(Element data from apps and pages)
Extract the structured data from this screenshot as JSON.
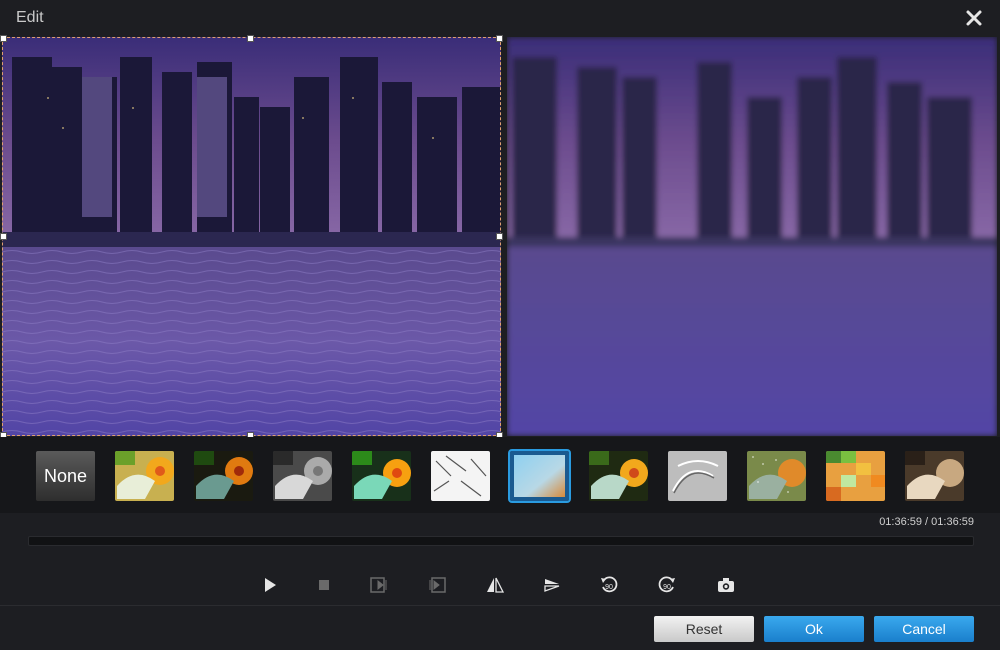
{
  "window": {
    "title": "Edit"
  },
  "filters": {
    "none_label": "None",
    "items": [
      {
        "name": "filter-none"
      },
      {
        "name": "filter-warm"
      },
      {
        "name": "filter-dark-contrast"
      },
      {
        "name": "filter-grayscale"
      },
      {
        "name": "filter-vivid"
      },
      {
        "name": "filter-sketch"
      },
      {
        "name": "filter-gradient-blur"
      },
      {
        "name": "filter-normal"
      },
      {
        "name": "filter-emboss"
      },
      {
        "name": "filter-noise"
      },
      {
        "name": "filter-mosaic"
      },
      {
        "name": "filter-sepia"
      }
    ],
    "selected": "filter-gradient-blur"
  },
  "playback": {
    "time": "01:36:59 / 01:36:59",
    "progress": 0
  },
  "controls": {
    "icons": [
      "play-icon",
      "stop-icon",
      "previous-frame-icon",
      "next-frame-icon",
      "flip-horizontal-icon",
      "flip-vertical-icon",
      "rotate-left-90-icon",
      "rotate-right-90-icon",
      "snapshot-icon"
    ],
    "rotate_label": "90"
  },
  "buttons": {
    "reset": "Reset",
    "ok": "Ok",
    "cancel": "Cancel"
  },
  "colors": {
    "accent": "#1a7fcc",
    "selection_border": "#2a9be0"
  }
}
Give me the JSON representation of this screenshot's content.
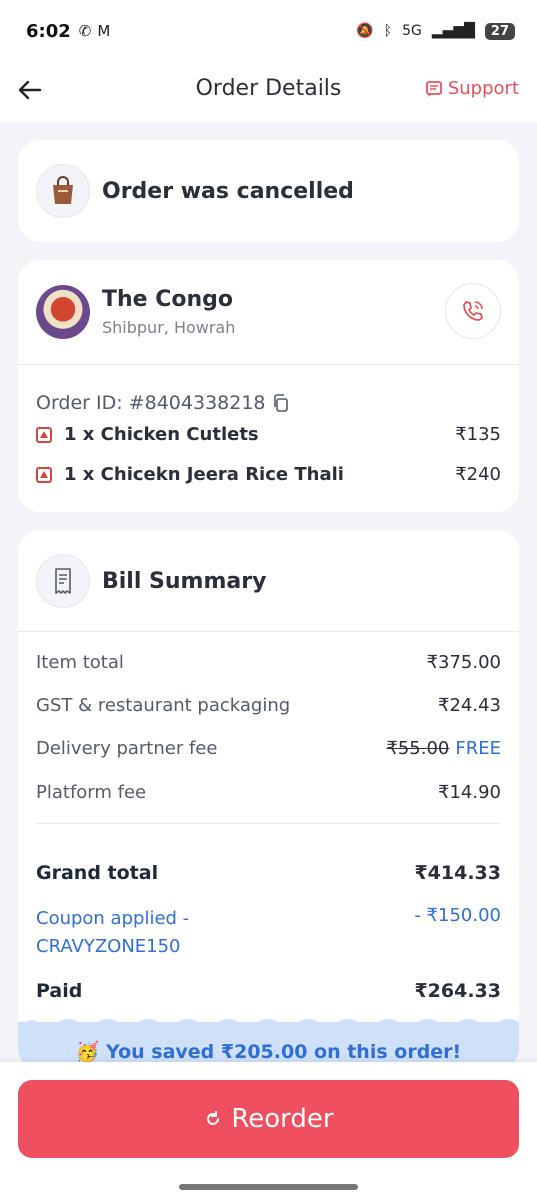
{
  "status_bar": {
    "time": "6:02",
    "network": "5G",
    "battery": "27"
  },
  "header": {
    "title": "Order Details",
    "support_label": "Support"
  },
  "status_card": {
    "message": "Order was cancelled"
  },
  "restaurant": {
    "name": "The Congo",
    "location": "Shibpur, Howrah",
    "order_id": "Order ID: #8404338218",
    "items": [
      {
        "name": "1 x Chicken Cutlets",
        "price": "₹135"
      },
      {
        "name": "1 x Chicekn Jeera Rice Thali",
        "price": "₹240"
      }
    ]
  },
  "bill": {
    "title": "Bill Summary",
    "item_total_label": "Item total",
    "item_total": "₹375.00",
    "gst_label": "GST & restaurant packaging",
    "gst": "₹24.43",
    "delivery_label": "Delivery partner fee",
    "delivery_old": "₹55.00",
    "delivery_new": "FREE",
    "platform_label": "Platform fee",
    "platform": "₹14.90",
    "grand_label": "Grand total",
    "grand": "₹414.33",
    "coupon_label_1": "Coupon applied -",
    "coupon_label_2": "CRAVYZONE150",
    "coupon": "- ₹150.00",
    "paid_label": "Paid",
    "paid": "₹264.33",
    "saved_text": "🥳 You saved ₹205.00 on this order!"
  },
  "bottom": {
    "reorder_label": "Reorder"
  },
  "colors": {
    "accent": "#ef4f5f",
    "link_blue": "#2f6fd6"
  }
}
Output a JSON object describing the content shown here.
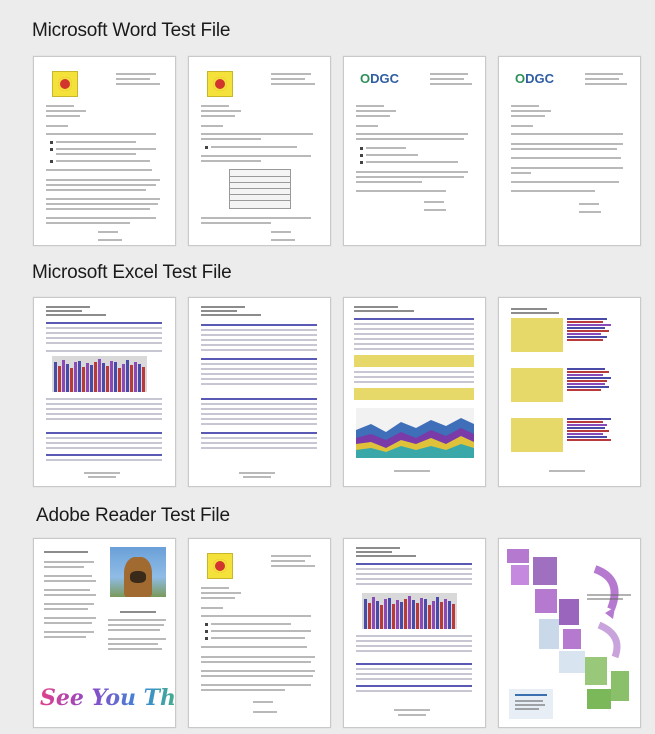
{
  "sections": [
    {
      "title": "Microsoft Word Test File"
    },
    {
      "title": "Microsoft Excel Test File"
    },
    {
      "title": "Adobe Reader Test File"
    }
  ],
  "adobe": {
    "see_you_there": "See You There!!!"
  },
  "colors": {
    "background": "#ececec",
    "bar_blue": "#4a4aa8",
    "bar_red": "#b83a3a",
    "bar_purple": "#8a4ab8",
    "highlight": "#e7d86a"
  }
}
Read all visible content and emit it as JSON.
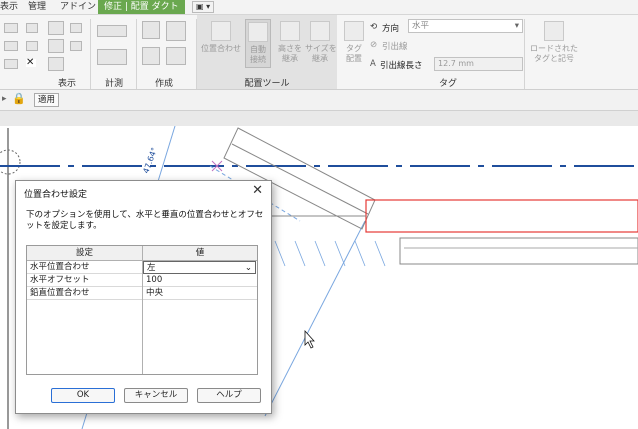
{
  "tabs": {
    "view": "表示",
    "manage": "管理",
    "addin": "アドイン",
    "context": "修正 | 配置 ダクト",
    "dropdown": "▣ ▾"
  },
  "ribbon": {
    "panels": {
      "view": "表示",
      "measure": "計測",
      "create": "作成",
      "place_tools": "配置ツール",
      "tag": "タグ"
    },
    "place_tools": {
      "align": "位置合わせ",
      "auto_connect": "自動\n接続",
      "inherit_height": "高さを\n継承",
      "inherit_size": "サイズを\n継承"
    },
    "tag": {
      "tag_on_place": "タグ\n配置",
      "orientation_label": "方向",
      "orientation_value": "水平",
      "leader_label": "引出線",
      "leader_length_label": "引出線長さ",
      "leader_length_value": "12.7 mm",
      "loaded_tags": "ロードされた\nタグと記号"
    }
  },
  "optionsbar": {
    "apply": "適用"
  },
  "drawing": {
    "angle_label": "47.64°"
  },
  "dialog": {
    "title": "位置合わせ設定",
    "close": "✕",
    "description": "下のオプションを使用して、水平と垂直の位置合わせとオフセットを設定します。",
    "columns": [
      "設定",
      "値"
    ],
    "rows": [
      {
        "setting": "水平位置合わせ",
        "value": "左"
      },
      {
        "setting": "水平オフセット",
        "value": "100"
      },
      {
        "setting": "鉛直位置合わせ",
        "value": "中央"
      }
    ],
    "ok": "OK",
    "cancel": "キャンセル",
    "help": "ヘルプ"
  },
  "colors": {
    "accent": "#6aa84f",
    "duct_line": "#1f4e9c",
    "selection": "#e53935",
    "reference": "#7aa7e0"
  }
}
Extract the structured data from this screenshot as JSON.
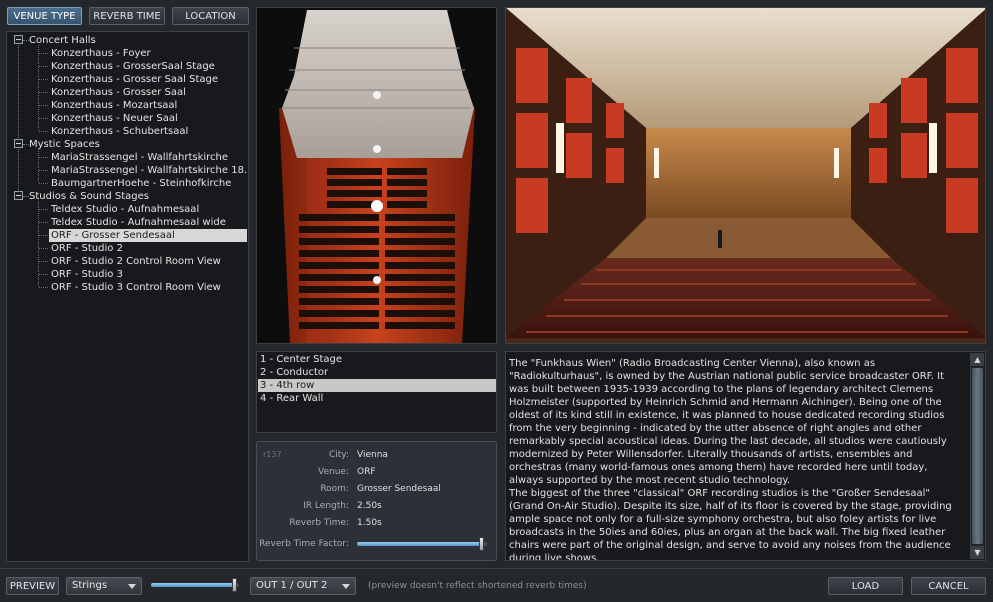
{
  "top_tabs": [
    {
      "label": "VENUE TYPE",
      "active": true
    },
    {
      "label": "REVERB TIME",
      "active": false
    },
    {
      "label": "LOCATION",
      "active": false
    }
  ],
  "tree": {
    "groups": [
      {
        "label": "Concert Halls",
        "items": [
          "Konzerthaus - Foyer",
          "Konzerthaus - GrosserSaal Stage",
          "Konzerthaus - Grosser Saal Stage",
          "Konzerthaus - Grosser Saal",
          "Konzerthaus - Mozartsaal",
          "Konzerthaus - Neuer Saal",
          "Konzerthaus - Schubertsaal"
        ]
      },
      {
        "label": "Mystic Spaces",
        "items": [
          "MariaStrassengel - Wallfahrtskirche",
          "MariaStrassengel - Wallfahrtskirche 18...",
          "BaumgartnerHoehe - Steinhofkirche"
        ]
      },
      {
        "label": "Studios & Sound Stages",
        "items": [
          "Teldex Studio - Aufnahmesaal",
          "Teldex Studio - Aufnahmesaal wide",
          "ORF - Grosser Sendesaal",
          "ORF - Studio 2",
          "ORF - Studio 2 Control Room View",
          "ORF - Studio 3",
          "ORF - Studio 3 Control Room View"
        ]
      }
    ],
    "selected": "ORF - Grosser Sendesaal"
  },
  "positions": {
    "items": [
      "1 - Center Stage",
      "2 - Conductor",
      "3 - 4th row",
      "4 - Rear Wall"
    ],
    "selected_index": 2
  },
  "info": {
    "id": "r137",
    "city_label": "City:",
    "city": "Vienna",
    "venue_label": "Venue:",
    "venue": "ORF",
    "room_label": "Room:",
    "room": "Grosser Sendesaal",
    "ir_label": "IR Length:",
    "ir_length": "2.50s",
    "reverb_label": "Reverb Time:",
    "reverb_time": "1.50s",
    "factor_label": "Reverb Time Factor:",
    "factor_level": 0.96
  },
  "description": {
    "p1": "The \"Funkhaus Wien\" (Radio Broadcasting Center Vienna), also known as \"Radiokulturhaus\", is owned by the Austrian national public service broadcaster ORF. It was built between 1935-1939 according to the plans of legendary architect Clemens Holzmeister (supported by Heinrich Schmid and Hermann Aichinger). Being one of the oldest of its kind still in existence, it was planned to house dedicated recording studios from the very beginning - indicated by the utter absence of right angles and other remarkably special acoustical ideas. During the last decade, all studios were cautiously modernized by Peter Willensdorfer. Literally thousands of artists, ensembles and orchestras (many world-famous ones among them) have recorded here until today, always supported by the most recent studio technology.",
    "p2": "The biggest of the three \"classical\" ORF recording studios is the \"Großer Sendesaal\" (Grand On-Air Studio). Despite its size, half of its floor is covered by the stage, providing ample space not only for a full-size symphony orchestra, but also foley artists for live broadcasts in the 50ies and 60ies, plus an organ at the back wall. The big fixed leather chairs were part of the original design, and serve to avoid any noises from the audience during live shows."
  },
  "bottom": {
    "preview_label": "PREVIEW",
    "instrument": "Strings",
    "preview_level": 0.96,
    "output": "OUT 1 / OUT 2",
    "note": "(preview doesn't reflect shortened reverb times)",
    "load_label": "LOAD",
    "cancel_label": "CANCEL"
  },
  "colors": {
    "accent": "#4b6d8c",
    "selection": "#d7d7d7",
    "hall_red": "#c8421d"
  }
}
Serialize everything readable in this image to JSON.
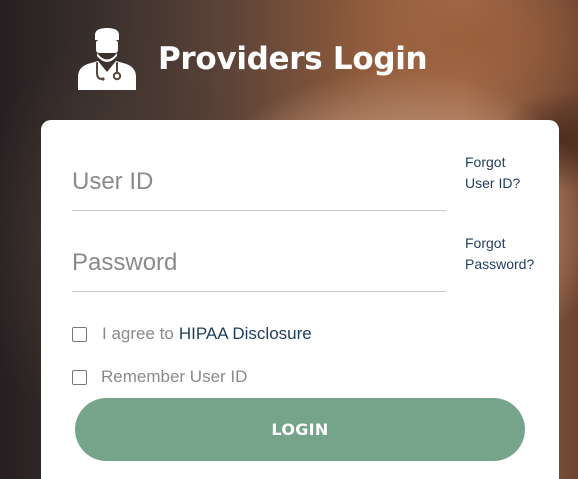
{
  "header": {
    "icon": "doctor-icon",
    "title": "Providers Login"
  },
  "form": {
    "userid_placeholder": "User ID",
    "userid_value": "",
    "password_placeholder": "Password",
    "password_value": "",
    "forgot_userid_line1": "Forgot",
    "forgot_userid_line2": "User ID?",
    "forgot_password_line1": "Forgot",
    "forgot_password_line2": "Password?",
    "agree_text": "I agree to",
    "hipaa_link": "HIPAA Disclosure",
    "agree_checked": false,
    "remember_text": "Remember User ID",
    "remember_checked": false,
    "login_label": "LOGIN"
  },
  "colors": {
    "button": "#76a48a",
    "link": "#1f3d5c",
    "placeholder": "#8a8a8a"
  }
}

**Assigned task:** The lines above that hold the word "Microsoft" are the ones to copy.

**Exercise output:**
      "title": "Microsoft Word Test File"
      "title": "Microsoft Excel Test File"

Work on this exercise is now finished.